Prompt >>
Print the listing below once more, unchanged.

Provided information >>

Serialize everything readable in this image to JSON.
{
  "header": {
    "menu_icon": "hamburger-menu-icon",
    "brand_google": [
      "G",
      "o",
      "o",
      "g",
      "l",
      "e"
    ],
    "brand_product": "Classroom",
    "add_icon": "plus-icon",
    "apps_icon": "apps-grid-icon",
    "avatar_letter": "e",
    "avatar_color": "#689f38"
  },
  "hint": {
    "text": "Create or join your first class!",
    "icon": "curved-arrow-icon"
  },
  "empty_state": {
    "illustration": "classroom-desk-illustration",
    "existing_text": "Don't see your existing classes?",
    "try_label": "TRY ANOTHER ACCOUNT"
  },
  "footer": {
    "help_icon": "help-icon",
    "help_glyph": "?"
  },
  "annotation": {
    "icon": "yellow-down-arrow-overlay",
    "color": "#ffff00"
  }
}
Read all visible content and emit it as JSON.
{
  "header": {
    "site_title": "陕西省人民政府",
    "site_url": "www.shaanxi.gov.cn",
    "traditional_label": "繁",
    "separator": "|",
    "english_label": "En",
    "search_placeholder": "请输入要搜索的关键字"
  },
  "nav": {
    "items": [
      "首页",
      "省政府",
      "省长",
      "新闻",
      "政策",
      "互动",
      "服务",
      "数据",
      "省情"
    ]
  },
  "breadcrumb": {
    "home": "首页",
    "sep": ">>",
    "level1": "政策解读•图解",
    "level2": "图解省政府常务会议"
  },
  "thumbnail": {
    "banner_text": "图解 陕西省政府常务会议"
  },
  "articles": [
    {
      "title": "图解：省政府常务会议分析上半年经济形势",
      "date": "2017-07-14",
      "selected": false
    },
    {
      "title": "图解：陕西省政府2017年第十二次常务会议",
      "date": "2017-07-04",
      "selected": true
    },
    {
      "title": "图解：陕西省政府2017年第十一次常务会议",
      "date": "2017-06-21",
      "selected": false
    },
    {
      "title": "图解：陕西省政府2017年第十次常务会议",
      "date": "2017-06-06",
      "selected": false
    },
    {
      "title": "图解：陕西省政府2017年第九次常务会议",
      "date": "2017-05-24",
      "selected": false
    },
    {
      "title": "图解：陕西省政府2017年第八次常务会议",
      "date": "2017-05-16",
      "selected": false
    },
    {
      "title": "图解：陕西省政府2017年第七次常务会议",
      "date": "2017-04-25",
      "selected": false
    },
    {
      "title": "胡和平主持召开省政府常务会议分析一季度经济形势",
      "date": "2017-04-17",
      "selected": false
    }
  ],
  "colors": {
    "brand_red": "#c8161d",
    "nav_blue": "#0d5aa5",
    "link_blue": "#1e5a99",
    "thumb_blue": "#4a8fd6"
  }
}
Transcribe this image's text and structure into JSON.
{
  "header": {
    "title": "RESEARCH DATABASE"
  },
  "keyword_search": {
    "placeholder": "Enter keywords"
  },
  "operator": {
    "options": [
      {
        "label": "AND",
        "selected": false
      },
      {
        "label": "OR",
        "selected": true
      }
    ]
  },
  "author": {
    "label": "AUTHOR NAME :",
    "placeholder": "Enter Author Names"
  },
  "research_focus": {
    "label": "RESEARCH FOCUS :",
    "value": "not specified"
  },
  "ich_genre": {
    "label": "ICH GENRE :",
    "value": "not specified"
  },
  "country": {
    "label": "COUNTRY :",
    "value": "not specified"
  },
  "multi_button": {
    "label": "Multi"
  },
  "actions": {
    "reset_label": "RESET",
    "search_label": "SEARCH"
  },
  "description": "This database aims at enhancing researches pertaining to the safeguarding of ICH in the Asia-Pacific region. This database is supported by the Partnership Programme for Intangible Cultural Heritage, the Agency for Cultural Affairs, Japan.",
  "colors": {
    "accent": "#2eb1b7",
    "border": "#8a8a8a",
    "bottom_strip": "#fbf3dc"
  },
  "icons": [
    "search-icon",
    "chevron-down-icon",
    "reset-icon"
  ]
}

Result of this exercise >>
Serialize everything readable in this image to JSON.
{
  "header": {
    "menu_icon": "hamburger-menu-icon",
    "brand_google": [
      "G",
      "o",
      "o",
      "g",
      "l",
      "e"
    ],
    "brand_product": "Classroom",
    "add_icon": "plus-icon",
    "apps_icon": "apps-grid-icon",
    "avatar_letter": "e",
    "avatar_color": "#689f38"
  },
  "hint": {
    "text": "Create or join your first class!",
    "icon": "curved-arrow-icon"
  },
  "empty_state": {
    "illustration": "classroom-desk-illustration",
    "existing_text": "Don't see your existing classes?",
    "try_label": "TRY ANOTHER ACCOUNT"
  },
  "footer": {
    "help_icon": "help-icon",
    "help_glyph": "?"
  },
  "annotation": {
    "icon": "yellow-down-arrow-overlay",
    "color": "#ffff00"
  }
}
Read all visible content and emit it as JSON.
{
  "header": {
    "site_title": "陕西省人民政府",
    "site_url": "www.shaanxi.gov.cn",
    "traditional_label": "繁",
    "separator": "|",
    "english_label": "En",
    "search_placeholder": "请输入要搜索的关键字"
  },
  "nav": {
    "items": [
      "首页",
      "省政府",
      "省长",
      "新闻",
      "政策",
      "互动",
      "服务",
      "数据",
      "省情"
    ]
  },
  "breadcrumb": {
    "home": "首页",
    "sep": ">>",
    "level1": "政策解读•图解",
    "level2": "图解省政府常务会议"
  },
  "thumbnail": {
    "banner_text": "图解 陕西省政府常务会议"
  },
  "articles": [
    {
      "title": "图解：省政府常务会议分析上半年经济形势",
      "date": "2017-07-14",
      "selected": false
    },
    {
      "title": "图解：陕西省政府2017年第十二次常务会议",
      "date": "2017-07-04",
      "selected": true
    },
    {
      "title": "图解：陕西省政府2017年第十一次常务会议",
      "date": "2017-06-21",
      "selected": false
    },
    {
      "title": "图解：陕西省政府2017年第十次常务会议",
      "date": "2017-06-06",
      "selected": false
    },
    {
      "title": "图解：陕西省政府2017年第九次常务会议",
      "date": "2017-05-24",
      "selected": false
    },
    {
      "title": "图解：陕西省政府2017年第八次常务会议",
      "date": "2017-05-16",
      "selected": false
    },
    {
      "title": "图解：陕西省政府2017年第七次常务会议",
      "date": "2017-04-25",
      "selected": false
    },
    {
      "title": "胡和平主持召开省政府常务会议分析一季度经济形势",
      "date": "2017-04-17",
      "selected": false
    }
  ],
  "colors": {
    "brand_red": "#c8161d",
    "nav_blue": "#0d5aa5",
    "link_blue": "#1e5a99",
    "thumb_blue": "#4a8fd6"
  }
}
Transcribe this image's text and structure into JSON.
{
  "header": {
    "title": "RESEARCH DATABASE"
  },
  "keyword_search": {
    "placeholder": "Enter keywords"
  },
  "operator": {
    "options": [
      {
        "label": "AND",
        "selected": false
      },
      {
        "label": "OR",
        "selected": true
      }
    ]
  },
  "author": {
    "label": "AUTHOR NAME :",
    "placeholder": "Enter Author Names"
  },
  "research_focus": {
    "label": "RESEARCH FOCUS :",
    "value": "not specified"
  },
  "ich_genre": {
    "label": "ICH GENRE :",
    "value": "not specified"
  },
  "country": {
    "label": "COUNTRY :",
    "value": "not specified"
  },
  "multi_button": {
    "label": "Multi"
  },
  "actions": {
    "reset_label": "RESET",
    "search_label": "SEARCH"
  },
  "description": "This database aims at enhancing researches pertaining to the safeguarding of ICH in the Asia-Pacific region. This database is supported by the Partnership Programme for Intangible Cultural Heritage, the Agency for Cultural Affairs, Japan.",
  "colors": {
    "accent": "#2eb1b7",
    "border": "#8a8a8a",
    "bottom_strip": "#fbf3dc"
  },
  "icons": [
    "search-icon",
    "chevron-down-icon",
    "reset-icon"
  ]
}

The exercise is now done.